We all have been in restaurants, bars, hotels, airports, and so many other places that have music playing. The music is there to keep us entertained, engaged, and distracted. It also helps to have a little bit of background sound during your time at places such as restaurants, hotels, etc.
As audio/visual integration professionals, do we actually fulfill our customer’s needs in each one of these applications? They may seem very similar, but in fact, all have very distinct differences, and this is one aspect that is extremely difficult to achieve.
Take a look at 3 different ways to listen to music in the places around you:
- Simple background music is a source that plays in stores, airports, or lobby ways of public areas and are the most basic of the background music that we provide. This type of music gives off some audible distraction so that it is not completely quiet in the environment. This is very basic and not as noticeable to guests.
- Restaurant background music is in no way the same as the simple background music as mentioned above. We are providing more than simple background audible distraction in this application. The music should be part of the atmosphere of the restaurant and help provide the atmosphere as well as create a tone and set a mood in the restaurant. As the restaurant fills with patrons the music should increase in level but too loudly. Music should assist in continuing the tone and mood. It should never create more noise to where the customers feel the need to raise their voices to be heard while talking amidst of their group. This is something an audio/visual integration professional should accomplish for those types of installations.
- Bar music systems are very different from the others and have a few different types and styles of applications. If a bar wants music driving the level, it will depend on the source of that music. Is it a juke box? Online music? Live instrumentation with musicians and vocalists? All of these have specific and yet very different types of equipment and installations. There is not a 1 system fits all solution. They all are to be evaluated independently and completely custom.
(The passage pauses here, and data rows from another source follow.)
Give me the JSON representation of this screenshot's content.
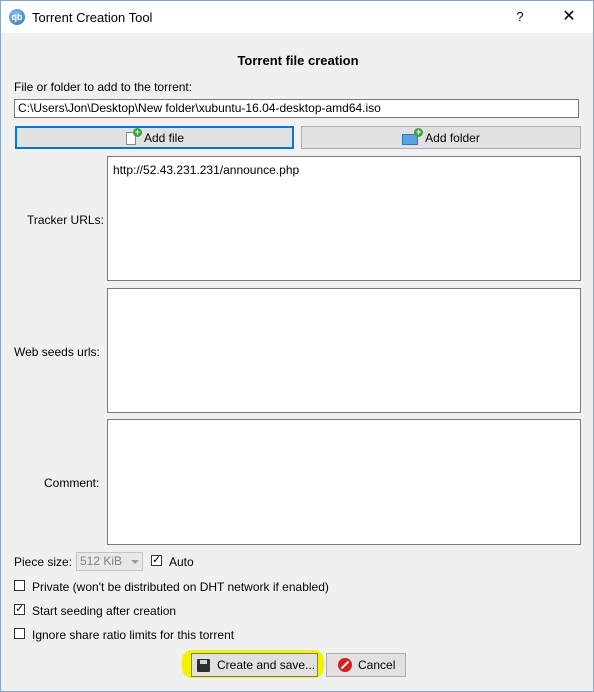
{
  "window": {
    "title": "Torrent Creation Tool",
    "help_label": "?",
    "close_label": "✕"
  },
  "heading": "Torrent file creation",
  "path": {
    "label": "File or folder to add to the torrent:",
    "value": "C:\\Users\\Jon\\Desktop\\New folder\\xubuntu-16.04-desktop-amd64.iso"
  },
  "buttons": {
    "add_file": "Add file",
    "add_folder": "Add folder",
    "create_save": "Create and save...",
    "cancel": "Cancel"
  },
  "tracker": {
    "label": "Tracker URLs:",
    "value": "http://52.43.231.231/announce.php"
  },
  "web_seeds": {
    "label": "Web seeds urls:",
    "value": ""
  },
  "comment": {
    "label": "Comment:",
    "value": ""
  },
  "piece_size": {
    "label": "Piece size:",
    "value": "512 KiB",
    "auto_label": "Auto",
    "auto_checked": true
  },
  "options": {
    "private": {
      "label": "Private (won't be distributed on DHT network if enabled)",
      "checked": false
    },
    "start_seeding": {
      "label": "Start seeding after creation",
      "checked": true
    },
    "ignore_ratio": {
      "label": "Ignore share ratio limits for this torrent",
      "checked": false
    }
  },
  "colors": {
    "highlight": "#f2f200",
    "focus_border": "#0078d7"
  }
}
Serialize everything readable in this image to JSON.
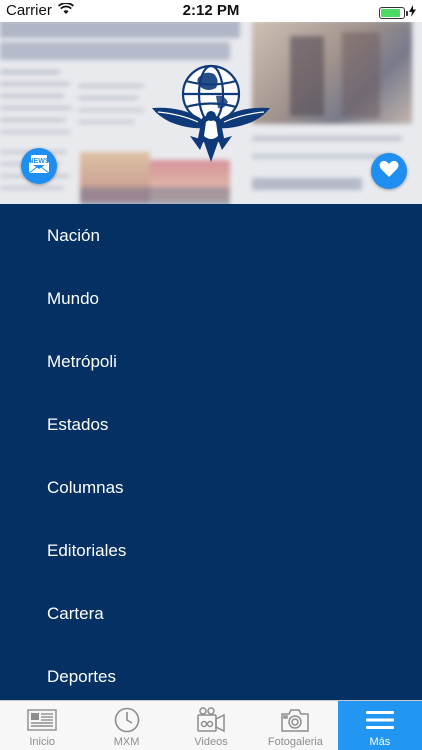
{
  "status_bar": {
    "carrier": "Carrier",
    "time": "2:12 PM",
    "battery_level": 0.85,
    "signal_icon": "wifi-icon",
    "charging_icon": "bolt-icon"
  },
  "hero": {
    "logo_icon": "eagle-globe-logo",
    "left_action_icon": "newsletter-icon",
    "right_action_icon": "heart-icon"
  },
  "menu": {
    "items": [
      {
        "label": "Nación"
      },
      {
        "label": "Mundo"
      },
      {
        "label": "Metrópoli"
      },
      {
        "label": "Estados"
      },
      {
        "label": "Columnas"
      },
      {
        "label": "Editoriales"
      },
      {
        "label": "Cartera"
      },
      {
        "label": "Deportes"
      }
    ]
  },
  "tabbar": {
    "tabs": [
      {
        "label": "Inicio",
        "icon": "newspaper-icon"
      },
      {
        "label": "MXM",
        "icon": "clock-icon"
      },
      {
        "label": "Videos",
        "icon": "video-camera-icon"
      },
      {
        "label": "Fotogaleria",
        "icon": "photo-camera-icon"
      },
      {
        "label": "Más",
        "icon": "hamburger-menu-icon"
      }
    ],
    "active_index": 4
  },
  "colors": {
    "menu_background": "#043063",
    "accent": "#2196f3",
    "fab": "#1e8ff0"
  }
}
A. Bar music from a juke box or an online streaming music will have relatively high output “Commercial Series” speakers and amplifiers capable of powering those speakers at increased volume levels compared to that of in average restaurant background music system for extended periods of time.
B. Bar music from that of a DJ, in more of a high energy bar or night club environment, would require speakers and amplifiers that of what can be “Commercial or Pro Equipment” with the capabilities of much higher volume levels and including subwoofers for the type of dance music and sustained levels expected in these types of establishments.
C. Bar music, consisting of primarily live performance and sound reinforcement of musicians, instrumentation and vocalists requires what is considered “Pro Gear” with higher quality, power, clarity and volume sustainability along with pro performance loudspeakers and professional digital mixing consoles, microphones and input capabilities far more elaborate than the basic online music or juke box.
All of these have independent and very specific types of equipment and setups as well. An Audio/Visual Integration Professional is necessary to help achieve these goals as well as recognize the need and have solutions for all.